S.D. Rain=Grain, Hay

  1. Dennis Hanson, co-owner with his son, Bryan, operate the Ft. Pierre (S.D.) Auction, Inc. They say rains have given some ranchers in his area some real help, but more will be needed. Photo taken June 13, 2017, at Ft. Pierre, S.D. (Forum News Service/Agweek/Mikkel Pates)


    PIERRE, S.D. — South Dakota has had a rain revival — at least for awhile.

Dennis Hanson, co-owner with his son, Bryan, operate the Ft. Pierre (S.D.) Auction, Inc. Ranchers in his big trade zone received 1.5 inches of rain the weekend of June 11 and many in the region picked up 2 inches. Southwest areas in South Dakota got some pretty good rains, although they weren’t as dry as central South Dakota farmers and ranchers.

“It all helps,” Dennis says. “The country has been awful dry. Just a few weeks ago we thought we’d be okay. We thought it was coming, thought it was coming. But then it got hot and dry and it didn’t rain, didn’t rain.”

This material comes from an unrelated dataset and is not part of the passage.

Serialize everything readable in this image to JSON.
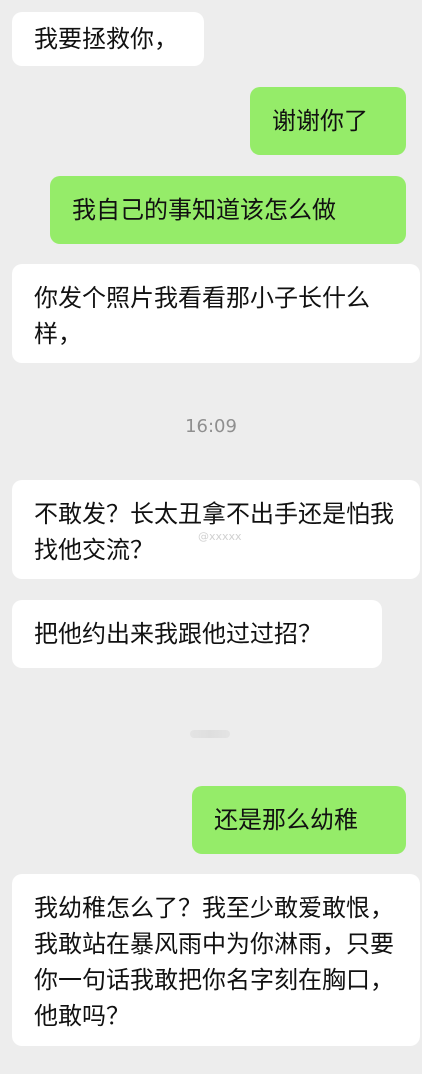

Ranchers brought in a lot of cattle because of drought conditions.” Dennis  severe droughts in 1976, covering a third of the state, and another more widespread in 2002.

“Our sale this Friday (June 16) will be not twice as big as normal but close — a lot of replacement heifers coming to town that wouldn’t come to town normally,” Dennis said. “They’re out of grass or trying to save their grass, keeping their cow herd. And we have a pair sale on Saturday that we normally wouldn’t have two sales this week; we’d just have one.”

“Will the moisture help a little? Yeah, it’ll help a little.” If ranchers who also farm get rain, they’ll plant some feed crops, which can help improve their prospects. Ranchers who harvest spring wheat or winter wheat that won’t make grain, they’ll be able to mix it with higher-quality feeds. One rancher met with the auction staff on June 13 to consider to hold on and wait for some rain. “In our country, all we need is rain. Rain cures a lot of ills in this business,”  Dennis says.